My first January through December of blogging My Edible Journey. There were some definite hits (wow, do you all love ham soup!) And a few misses (so maybe I’m the only one who thinks that cabbage and kale pair well with honey and Feta). And in between there have been seasons of incredible local bounty, delightful new tastes and a few surprises, good and… not as good. There have been photos that I have quite loved, only to be panned by foodie link sites, and at least one I really didn’t like, but put up anyway and then had those same sites love them. Go figure. Continue reading →
Sorry, folks. I’m down for the count this week with an ear infection/perforated eardrum. So, in the spirit of television clip shows, I’ve compiled a few posts from the past year to hold us all over until I’m (hopefully) better next week. And yes, lesson learned. Keep a post or two in reserve for times such as this… Continue reading →
You may want to grab a cup of coffee and sit a while. I have lots to say today. 🙂
So Thanksgiving has come and gone in Canada. What a wonderful weekend. It was beautiful. Cool nights, days warm enough for long sleeves and no jackets, autumn colours, lots to do… and food. Good, good food. Continue reading →
We ordered a bone in “quarter ham” from a local farm for Easter. Growing up, we always had ham for Easter dinner. I don’t know where the tradition comes from (Oh Google… Be a dear and fetch that info for me, would you?). Okay, so it’s an American thing. The fresh pork slaughtered in the autumn wouldn’t keep until spring, so what wasn’t consumed was cured. Curing is not a quick process, so the first hams would be ready around the same time that Easter came along, making them the obvious choice to be the meat at the meal. Thank you, Google. Continue reading →
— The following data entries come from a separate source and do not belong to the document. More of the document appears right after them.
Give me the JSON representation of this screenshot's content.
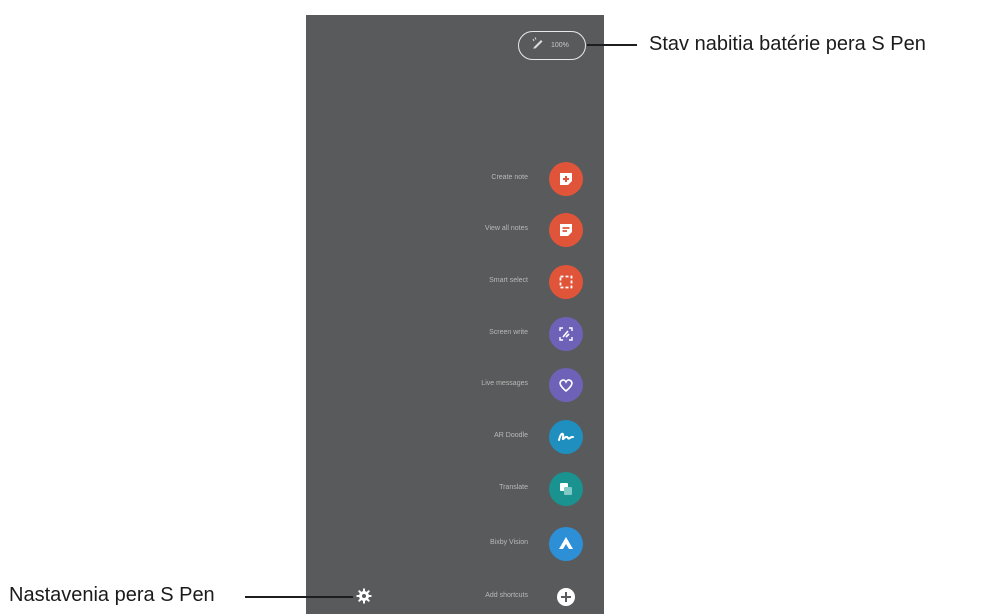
{
  "callouts": {
    "battery": "Stav nabitia batérie pera S Pen",
    "settings": "Nastavenia pera S Pen"
  },
  "pen_status": {
    "icon": "pen-icon",
    "value": "100%"
  },
  "menu": [
    {
      "label": "Create note",
      "icon": "create-note-icon",
      "color": "#e0553a"
    },
    {
      "label": "View all notes",
      "icon": "view-notes-icon",
      "color": "#e0553a"
    },
    {
      "label": "Smart select",
      "icon": "smart-select-icon",
      "color": "#e0553a"
    },
    {
      "label": "Screen write",
      "icon": "screen-write-icon",
      "color": "#6d62b8"
    },
    {
      "label": "Live messages",
      "icon": "live-messages-icon",
      "color": "#6d62b8"
    },
    {
      "label": "AR Doodle",
      "icon": "ar-doodle-icon",
      "color": "#1f8fbf"
    },
    {
      "label": "Translate",
      "icon": "translate-icon",
      "color": "#1a9290"
    },
    {
      "label": "Bixby Vision",
      "icon": "bixby-vision-icon",
      "color": "#2d8fd6"
    },
    {
      "label": "Add shortcuts",
      "icon": "add-icon",
      "color": "#ffffff"
    }
  ],
  "settings_icon": "gear-icon"
}
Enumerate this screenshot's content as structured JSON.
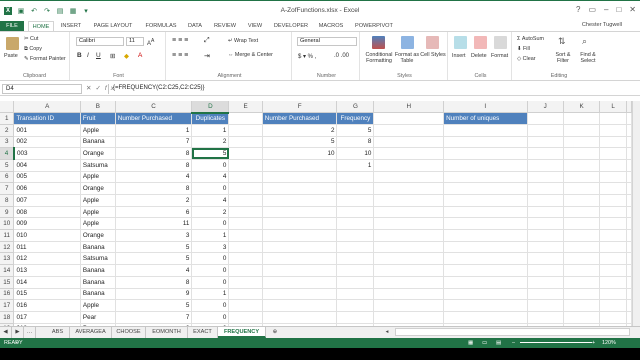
{
  "window": {
    "title": "A-ZofFunctions.xlsx - Excel",
    "user": "Chester Tugwell"
  },
  "ribbon_tabs": [
    "FILE",
    "HOME",
    "INSERT",
    "PAGE LAYOUT",
    "FORMULAS",
    "DATA",
    "REVIEW",
    "VIEW",
    "DEVELOPER",
    "MACROS",
    "POWERPIVOT"
  ],
  "ribbon": {
    "clipboard": {
      "paste": "Paste",
      "cut": "Cut",
      "copy": "Copy",
      "format_painter": "Format Painter",
      "label": "Clipboard"
    },
    "font": {
      "name": "Calibri",
      "size": "11",
      "label": "Font"
    },
    "alignment": {
      "wrap": "Wrap Text",
      "merge": "Merge & Center",
      "label": "Alignment"
    },
    "number": {
      "format": "General",
      "label": "Number"
    },
    "styles": {
      "cond": "Conditional Formatting",
      "table": "Format as Table",
      "cell": "Cell Styles",
      "label": "Styles"
    },
    "cells": {
      "insert": "Insert",
      "delete": "Delete",
      "format": "Format",
      "label": "Cells"
    },
    "editing": {
      "autosum": "AutoSum",
      "fill": "Fill",
      "clear": "Clear",
      "sort": "Sort & Filter",
      "find": "Find & Select",
      "label": "Editing"
    }
  },
  "formula_bar": {
    "name_box": "D4",
    "formula": "{=FREQUENCY(C2:C25,C2:C25)}"
  },
  "columns": [
    "A",
    "B",
    "C",
    "D",
    "E",
    "F",
    "G",
    "H",
    "I",
    "J",
    "K",
    "L"
  ],
  "rows": [
    [
      "Transation ID",
      "Fruit",
      "Number Purchased",
      "Duplicates",
      "",
      "Number Purchased",
      "Frequency",
      "",
      "Number of uniques",
      "",
      "",
      ""
    ],
    [
      "001",
      "Apple",
      "1",
      "1",
      "",
      "2",
      "5",
      "",
      "",
      "",
      "",
      ""
    ],
    [
      "002",
      "Banana",
      "7",
      "2",
      "",
      "5",
      "8",
      "",
      "",
      "",
      "",
      ""
    ],
    [
      "003",
      "Orange",
      "8",
      "5",
      "",
      "10",
      "10",
      "",
      "",
      "",
      "",
      ""
    ],
    [
      "004",
      "Satsuma",
      "8",
      "0",
      "",
      "",
      "1",
      "",
      "",
      "",
      "",
      ""
    ],
    [
      "005",
      "Apple",
      "4",
      "4",
      "",
      "",
      "",
      "",
      "",
      "",
      "",
      ""
    ],
    [
      "006",
      "Orange",
      "8",
      "0",
      "",
      "",
      "",
      "",
      "",
      "",
      "",
      ""
    ],
    [
      "007",
      "Apple",
      "2",
      "4",
      "",
      "",
      "",
      "",
      "",
      "",
      "",
      ""
    ],
    [
      "008",
      "Apple",
      "6",
      "2",
      "",
      "",
      "",
      "",
      "",
      "",
      "",
      ""
    ],
    [
      "009",
      "Apple",
      "11",
      "0",
      "",
      "",
      "",
      "",
      "",
      "",
      "",
      ""
    ],
    [
      "010",
      "Orange",
      "3",
      "1",
      "",
      "",
      "",
      "",
      "",
      "",
      "",
      ""
    ],
    [
      "011",
      "Banana",
      "5",
      "3",
      "",
      "",
      "",
      "",
      "",
      "",
      "",
      ""
    ],
    [
      "012",
      "Satsuma",
      "5",
      "0",
      "",
      "",
      "",
      "",
      "",
      "",
      "",
      ""
    ],
    [
      "013",
      "Banana",
      "4",
      "0",
      "",
      "",
      "",
      "",
      "",
      "",
      "",
      ""
    ],
    [
      "014",
      "Banana",
      "8",
      "0",
      "",
      "",
      "",
      "",
      "",
      "",
      "",
      ""
    ],
    [
      "015",
      "Banana",
      "9",
      "1",
      "",
      "",
      "",
      "",
      "",
      "",
      "",
      ""
    ],
    [
      "016",
      "Apple",
      "5",
      "0",
      "",
      "",
      "",
      "",
      "",
      "",
      "",
      ""
    ],
    [
      "017",
      "Pear",
      "7",
      "0",
      "",
      "",
      "",
      "",
      "",
      "",
      "",
      ""
    ],
    [
      "018",
      "Pear",
      "2",
      "0",
      "",
      "",
      "",
      "",
      "",
      "",
      "",
      ""
    ]
  ],
  "sheet_tabs": [
    "ABS",
    "AVERAGEA",
    "CHOOSE",
    "EOMONTH",
    "EXACT",
    "FREQUENCY"
  ],
  "active_sheet": "FREQUENCY",
  "status": {
    "mode": "READY",
    "zoom": "120%"
  },
  "colors": {
    "excel_green": "#217346",
    "header_blue": "#4f81bd"
  }
}
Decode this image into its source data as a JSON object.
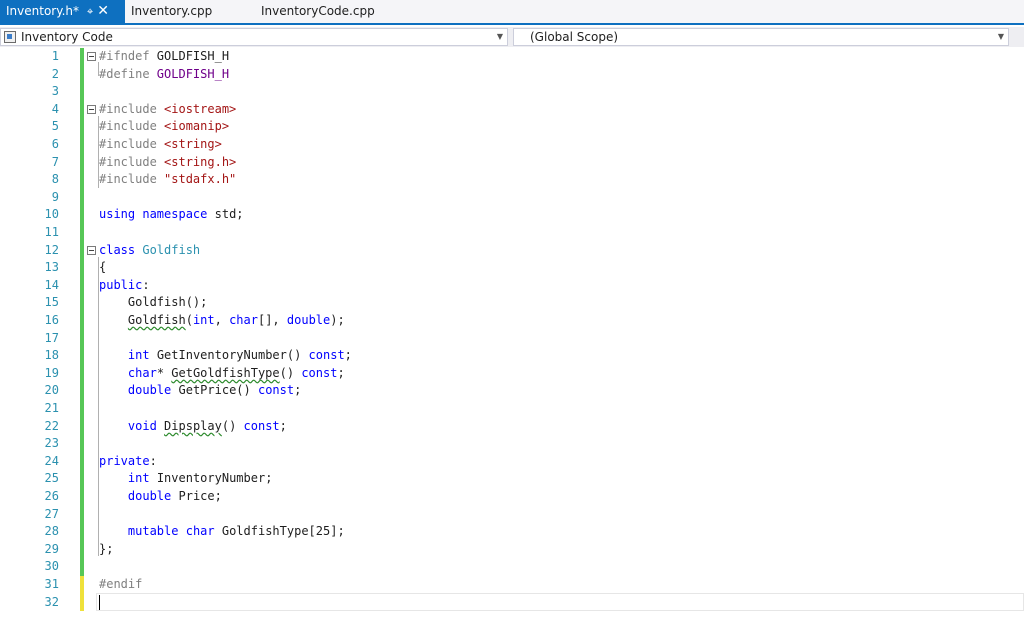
{
  "tabs": [
    {
      "label": "Inventory.h*",
      "active": true,
      "pin_icon": "pin-icon",
      "close_icon": "close-icon"
    },
    {
      "label": "Inventory.cpp",
      "active": false
    },
    {
      "label": "InventoryCode.cpp",
      "active": false
    }
  ],
  "nav": {
    "project": "Inventory Code",
    "scope": "(Global Scope)"
  },
  "editor": {
    "lines": [
      {
        "n": "1"
      },
      {
        "n": "2"
      },
      {
        "n": "3"
      },
      {
        "n": "4"
      },
      {
        "n": "5"
      },
      {
        "n": "6"
      },
      {
        "n": "7"
      },
      {
        "n": "8"
      },
      {
        "n": "9"
      },
      {
        "n": "10"
      },
      {
        "n": "11"
      },
      {
        "n": "12"
      },
      {
        "n": "13"
      },
      {
        "n": "14"
      },
      {
        "n": "15"
      },
      {
        "n": "16"
      },
      {
        "n": "17"
      },
      {
        "n": "18"
      },
      {
        "n": "19"
      },
      {
        "n": "20"
      },
      {
        "n": "21"
      },
      {
        "n": "22"
      },
      {
        "n": "23"
      },
      {
        "n": "24"
      },
      {
        "n": "25"
      },
      {
        "n": "26"
      },
      {
        "n": "27"
      },
      {
        "n": "28"
      },
      {
        "n": "29"
      },
      {
        "n": "30"
      },
      {
        "n": "31"
      },
      {
        "n": "32"
      }
    ],
    "code": {
      "l1a": "#ifndef ",
      "l1b": "GOLDFISH_H",
      "l2a": "#define ",
      "l2b": "GOLDFISH_H",
      "l4a": "#include ",
      "l4b": "<iostream>",
      "l5a": "#include ",
      "l5b": "<iomanip>",
      "l6a": "#include ",
      "l6b": "<string>",
      "l7a": "#include ",
      "l7b": "<string.h>",
      "l8a": "#include ",
      "l8b": "\"stdafx.h\"",
      "l10a": "using",
      "l10b": " ",
      "l10c": "namespace",
      "l10d": " std;",
      "l12a": "class",
      "l12b": " ",
      "l12c": "Goldfish",
      "l13": "{",
      "l14a": "public",
      "l14b": ":",
      "l15": "    Goldfish();",
      "l16a": "    ",
      "l16b": "Goldfish",
      "l16c": "(",
      "l16d": "int",
      "l16e": ", ",
      "l16f": "char",
      "l16g": "[], ",
      "l16h": "double",
      "l16i": ");",
      "l18a": "    ",
      "l18b": "int",
      "l18c": " GetInventoryNumber() ",
      "l18d": "const",
      "l18e": ";",
      "l19a": "    ",
      "l19b": "char",
      "l19c": "* ",
      "l19d": "GetGoldfishType",
      "l19e": "() ",
      "l19f": "const",
      "l19g": ";",
      "l20a": "    ",
      "l20b": "double",
      "l20c": " GetPrice() ",
      "l20d": "const",
      "l20e": ";",
      "l22a": "    ",
      "l22b": "void",
      "l22c": " ",
      "l22d": "Dipsplay",
      "l22e": "() ",
      "l22f": "const",
      "l22g": ";",
      "l24a": "private",
      "l24b": ":",
      "l25a": "    ",
      "l25b": "int",
      "l25c": " InventoryNumber;",
      "l26a": "    ",
      "l26b": "double",
      "l26c": " Price;",
      "l28a": "    ",
      "l28b": "mutable",
      "l28c": " ",
      "l28d": "char",
      "l28e": " GoldfishType[25];",
      "l29": "};",
      "l31": "#endif"
    }
  },
  "colors": {
    "accent": "#0e70c0",
    "keyword": "#0000ff",
    "string": "#a31515",
    "type": "#2b91af",
    "macro": "#6f008a",
    "preprocessor": "#808080",
    "line_number": "#2b91af",
    "change_saved": "#57c757",
    "change_unsaved": "#efe13a"
  }
}
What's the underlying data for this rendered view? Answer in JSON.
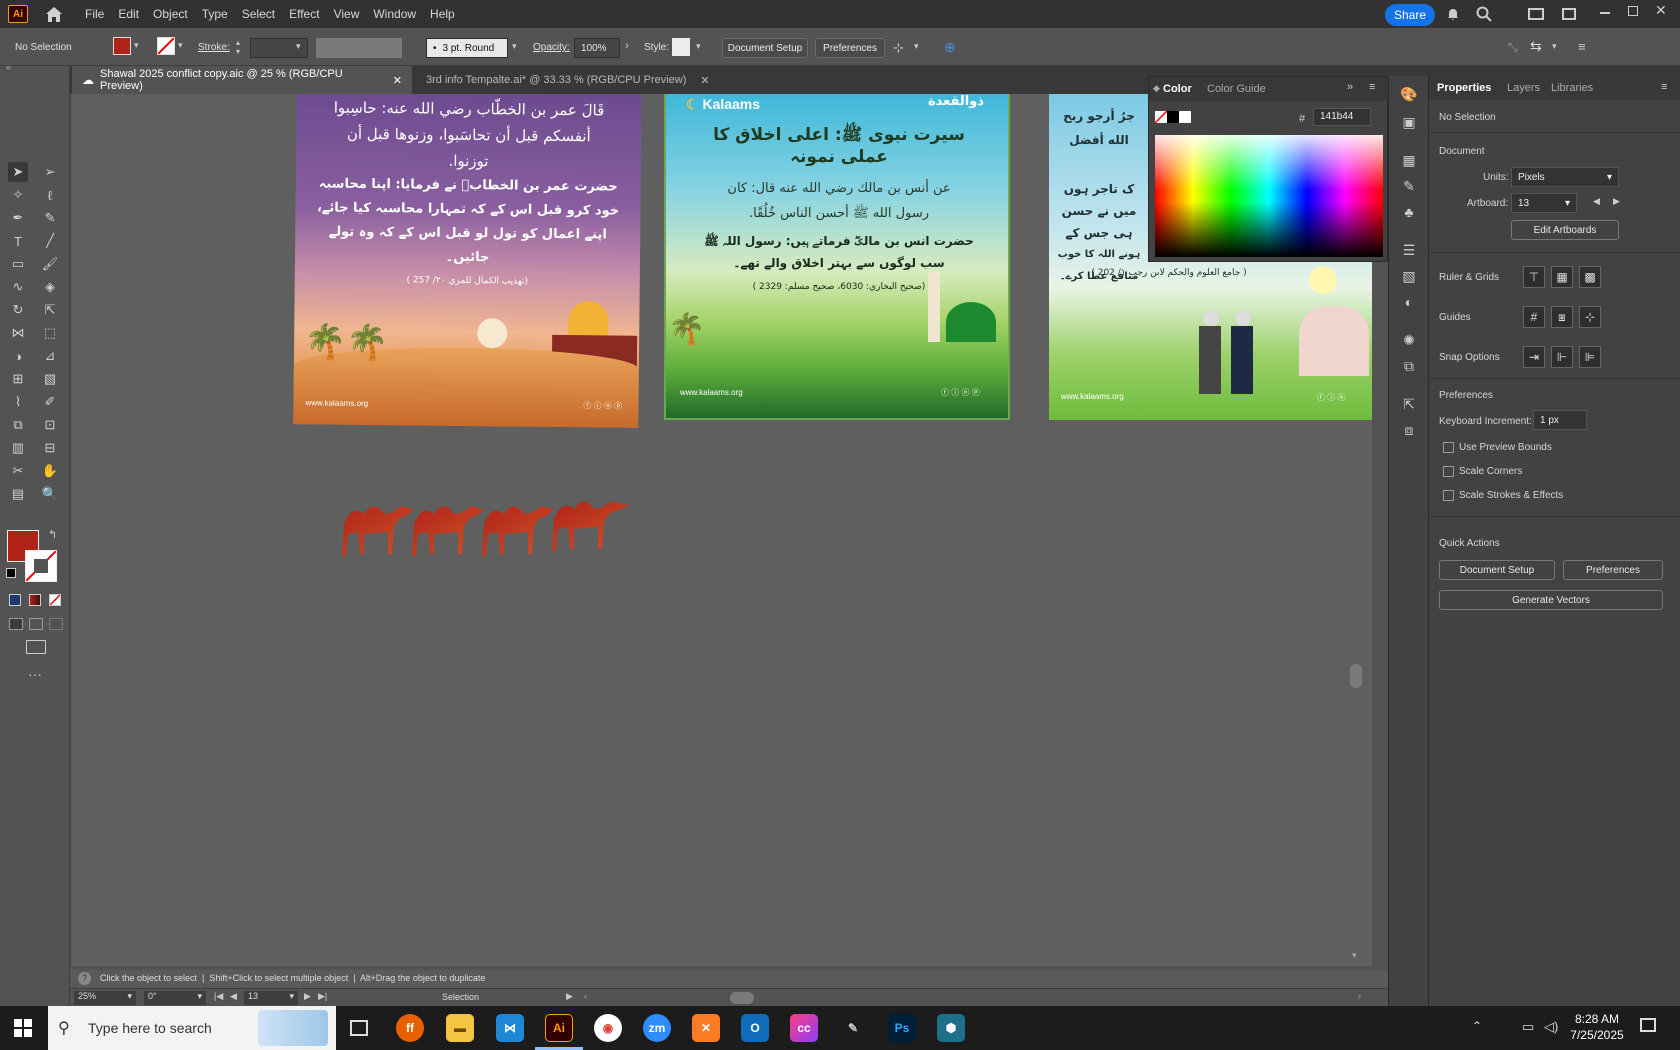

Those of you who have followed me here from my previous blog, or Twitter, are familiar with my ladies “gourmet” nights. For years now I have gotten together every month or two with a group of friends to share great food. The way it works is thus: The hostess sets the menu, with or without a theme, and hands out the recipes to the group. Each participant is responsible for making and bringing her assigned dish as written. These are usually not recipes the hostess has tried before, and they give us all the opportunity to try new foods. We’ve enjoyed salt cod fritters, lemon feather tall cake, caviar, northern African, south American, all manner of Asian, Greek, Italian, seasonal, local, healthy, fried, festive and exotic foods.
It’s no secret that I love social media. I believe it can be, and have seen it be, a force for positive change. It brings people together in a way previously unknown to the world. My passion for local food has been nurtured and encouraged by it to the point where I can officially say that social media is a now a passion of mine unto itself. I’m sure it’s been there a while, but I have only just recently come to recognize it.
As I type this, the furnace is gently warming our home. It feels too early, but it also means that the summer heat has left (for good?), so I’m choosing to embrace it.
Our garden has been hit or miss this year. The tomatoes? Wonderful. The beans? Yeah, not so much. Though today I did harvest a dozen or so dried Canadian Wonder pods. They’re a kidney type bean, which our son asked to grow this year. He loves them in chili. Our herbs have done well, too. The Thai basil varieties that we grew were a delight, and the oregano in my planter box came back with vigour this summer. The thyme (both regular and lemon) were potent with the summer heat, and our Cotton Candy mint didn’t disappoint. Continue reading →